The development of the project has already commenced, with completion expected for 2024.

GKB Ventures, a boutique consultancy firm designated consultants to the Côte d’Ivoire’s Ministry of Economy and Finance, led a tender process for the project’s funding, together with an international loan syndicate.

MUFG Bank was named preferred lender and mandated lead arranger for the project’s finance after the bidding procedure ended.

The borrower’s legal adviser on the project was KSK Société d’Avocats, a law company in Abidjan, with Ashurst acting as legal advice to the lenders.

This project is a high priority for the government of Côte d’Ivoire, and procuring a commercial credit prior to the facility granted by UKEF “allowed the project to move quickly,” UKEF noted in a news statement on 5 August.

UKEF has allocated GBP 2 billion to new business support in Côte d’Ivoire.

HM Trade Commissioner for Africa Emma Wade-Smith said in a statement, “This record-breaking UKEF facility in West Africa underlines the UK government’s strong commitment to promoting sustainable economic growth throughout the African continent.”

Wade-Smith also stated that the loan “further illustrates the positive impact that UK businesses are having in Africa, working in collaboration with governments and the private sector to foster growth, investment, and job creation.” It also highlights the tremendous range of opportunities we see for UK firms wanting to grow and expand into new African markets.”
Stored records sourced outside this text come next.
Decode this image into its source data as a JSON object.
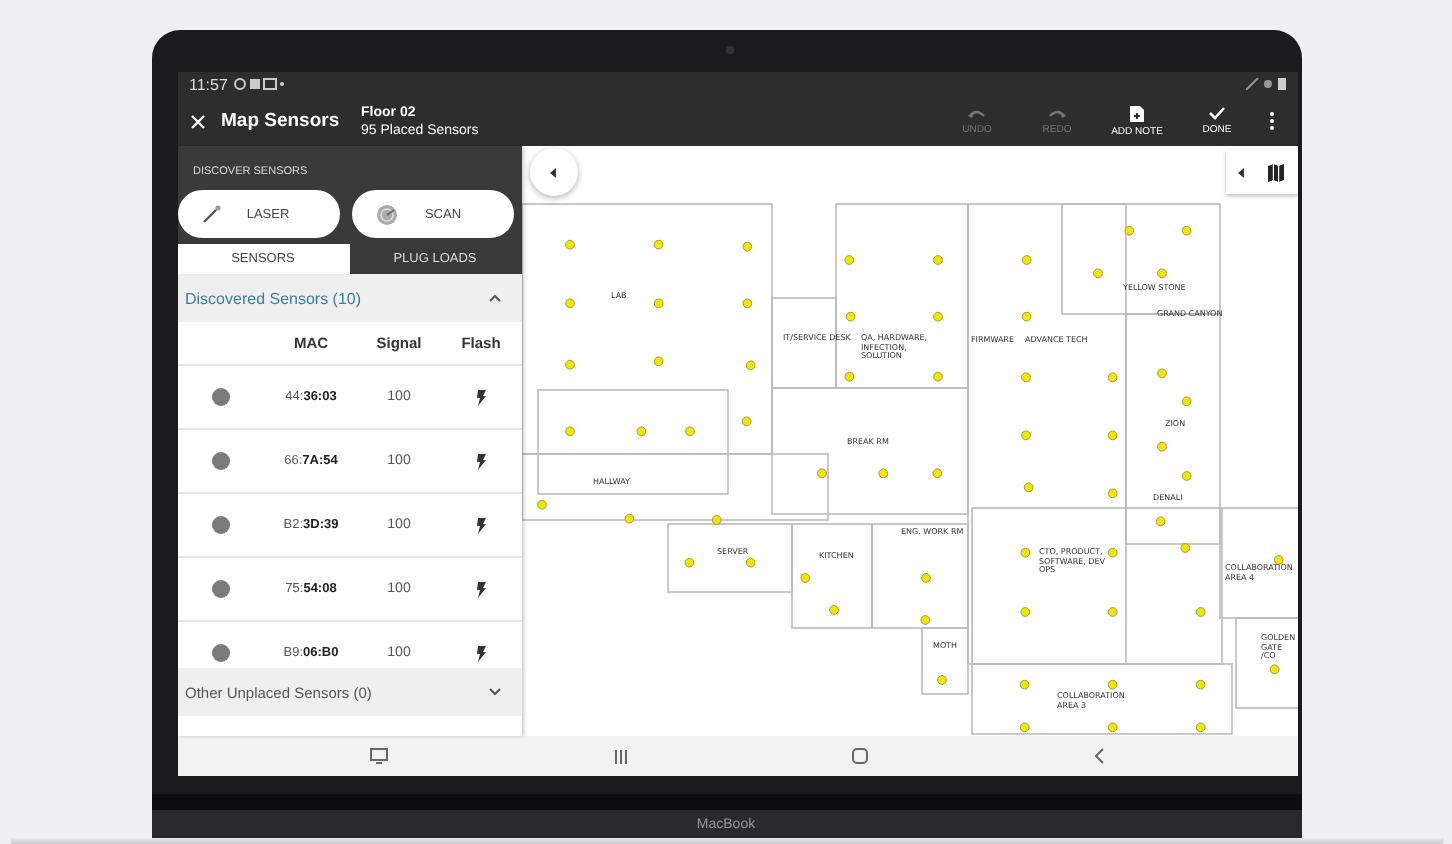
{
  "status_bar": {
    "time": "11:57"
  },
  "app_bar": {
    "title": "Map Sensors",
    "floor": "Floor 02",
    "placed": "95 Placed Sensors",
    "actions": [
      {
        "label": "UNDO",
        "kind": "undo",
        "disabled": true
      },
      {
        "label": "REDO",
        "kind": "redo",
        "disabled": true
      },
      {
        "label": "ADD NOTE",
        "kind": "note",
        "disabled": false
      },
      {
        "label": "DONE",
        "kind": "done",
        "disabled": false
      }
    ]
  },
  "discover": {
    "heading": "DISCOVER SENSORS",
    "buttons": [
      {
        "label": "LASER",
        "kind": "laser"
      },
      {
        "label": "SCAN",
        "kind": "scan"
      }
    ]
  },
  "tabs": [
    {
      "label": "SENSORS",
      "selected": true
    },
    {
      "label": "PLUG LOADS",
      "selected": false
    }
  ],
  "discovered": {
    "title": "Discovered Sensors (10)",
    "expanded": true,
    "columns": [
      "MAC",
      "Signal",
      "Flash"
    ],
    "rows": [
      {
        "mac": "44:**36:03**",
        "signal": "100"
      },
      {
        "mac": "66:**7A:54**",
        "signal": "100"
      },
      {
        "mac": "B2:**3D:39**",
        "signal": "100"
      },
      {
        "mac": "75:**54:08**",
        "signal": "100"
      },
      {
        "mac": "B9:**06:B0**",
        "signal": "100"
      }
    ]
  },
  "other": {
    "title": "Other Unplaced Sensors (0)",
    "expanded": false
  },
  "map": {
    "rooms": [
      {
        "label": "LAB"
      },
      {
        "label": "IT/SERVICE DESK"
      },
      {
        "label": "QA, HARDWARE, INFECTION, SOLUTION"
      },
      {
        "label": "FIRMWARE"
      },
      {
        "label": "ADVANCE TECH"
      },
      {
        "label": "YELLOW STONE"
      },
      {
        "label": "GRAND CANYON"
      },
      {
        "label": "ZION"
      },
      {
        "label": "DENALI"
      },
      {
        "label": "BREAK RM"
      },
      {
        "label": "HALLWAY"
      },
      {
        "label": "SERVER"
      },
      {
        "label": "KITCHEN"
      },
      {
        "label": "ENG. WORK RM"
      },
      {
        "label": "CTO, PRODUCT, SOFTWARE, DEV OPS"
      },
      {
        "label": "COLLABORATION AREA 4"
      },
      {
        "label": "MOTH"
      },
      {
        "label": "GOLDEN GATE /CO"
      },
      {
        "label": "COLLABORATION AREA 3"
      }
    ]
  },
  "device": {
    "label": "MacBook"
  }
}
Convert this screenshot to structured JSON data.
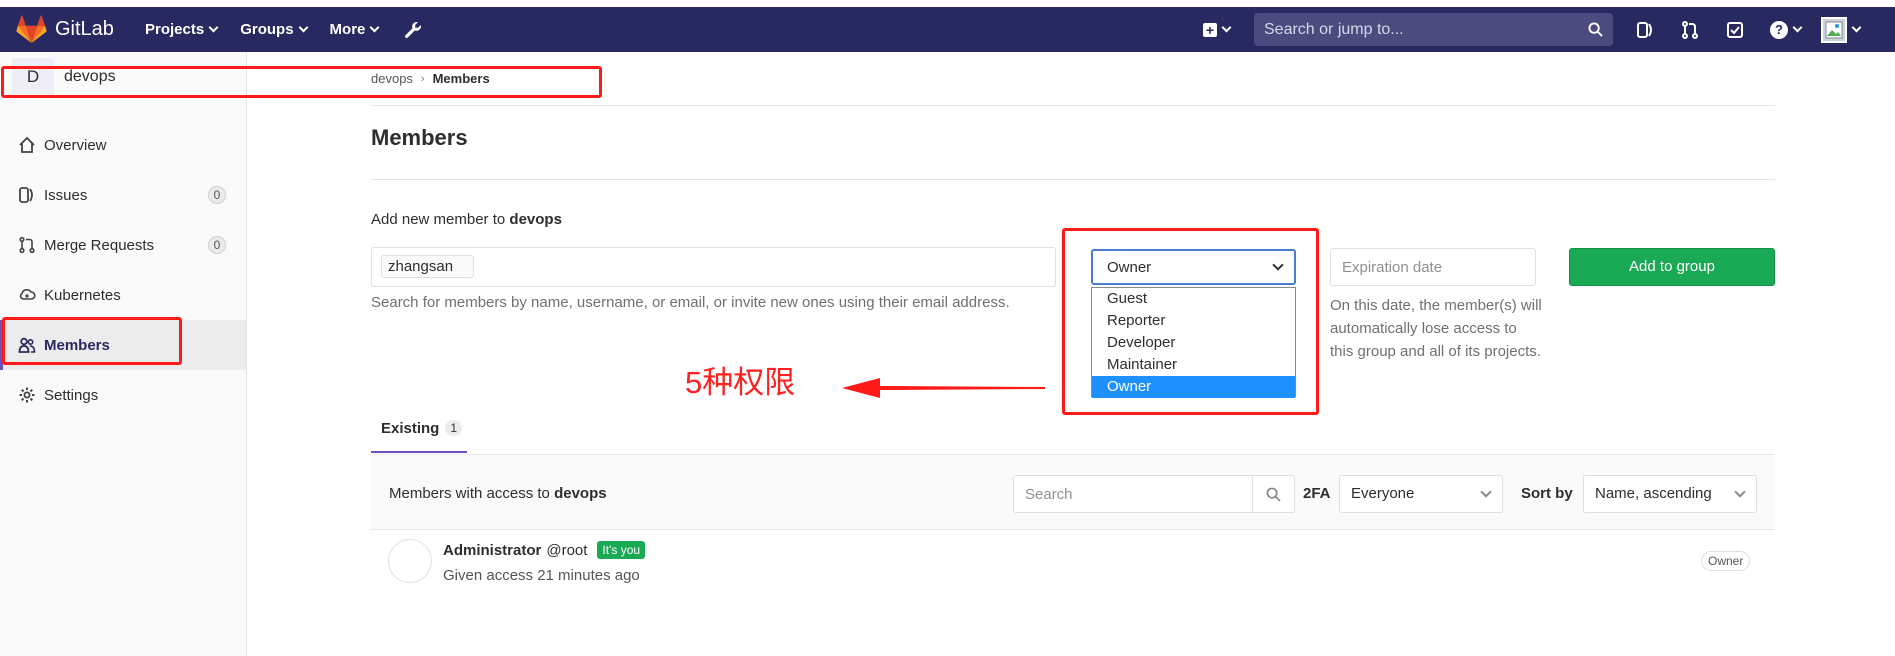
{
  "topnav": {
    "brand": "GitLab",
    "menu": [
      {
        "label": "Projects"
      },
      {
        "label": "Groups"
      },
      {
        "label": "More"
      }
    ],
    "search_placeholder": "Search or jump to..."
  },
  "sidebar": {
    "group_initial": "D",
    "group_name": "devops",
    "items": [
      {
        "label": "Overview",
        "icon": "home-icon"
      },
      {
        "label": "Issues",
        "icon": "issues-icon",
        "count": "0"
      },
      {
        "label": "Merge Requests",
        "icon": "merge-request-icon",
        "count": "0"
      },
      {
        "label": "Kubernetes",
        "icon": "kubernetes-icon"
      },
      {
        "label": "Members",
        "icon": "users-icon",
        "active": true
      },
      {
        "label": "Settings",
        "icon": "gear-icon"
      }
    ]
  },
  "breadcrumb": {
    "parent": "devops",
    "sep": "›",
    "current": "Members"
  },
  "page": {
    "title": "Members"
  },
  "add_member": {
    "label_prefix": "Add new member to",
    "group": "devops",
    "token": "zhangsan",
    "help": "Search for members by name, username, or email, or invite new ones using their email address.",
    "role_selected": "Owner",
    "role_options": [
      "Guest",
      "Reporter",
      "Developer",
      "Maintainer",
      "Owner"
    ],
    "expiration_placeholder": "Expiration date",
    "expiration_help": "On this date, the member(s) will automatically lose access to this group and all of its projects.",
    "button": "Add to group"
  },
  "annotation": {
    "text": "5种权限",
    "color": "#ff1a1a"
  },
  "tabs": {
    "existing_label": "Existing",
    "existing_count": "1"
  },
  "members_bar": {
    "text_prefix": "Members with access to",
    "group": "devops",
    "search_placeholder": "Search",
    "twofa_label": "2FA",
    "twofa_value": "Everyone",
    "sort_label": "Sort by",
    "sort_value": "Name, ascending"
  },
  "members": [
    {
      "name": "Administrator",
      "username": "@root",
      "badge": "It's you",
      "access": "Given access 21 minutes ago",
      "role": "Owner"
    }
  ],
  "colors": {
    "nav": "#292961",
    "accent": "#6b4fbb",
    "success": "#1aaa55",
    "select_highlight": "#1e90ff"
  }
}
HM Ambassador to Côte d’Ivoire, HE Catherine Brooker, added that the project is critical for modernizing the country’s healthcare facilities, saying, “Thanks to the UK government’s support, through UKEF, UK companies are ideally placed to support infrastructure development in West Africa and seize the huge export potential that brings.”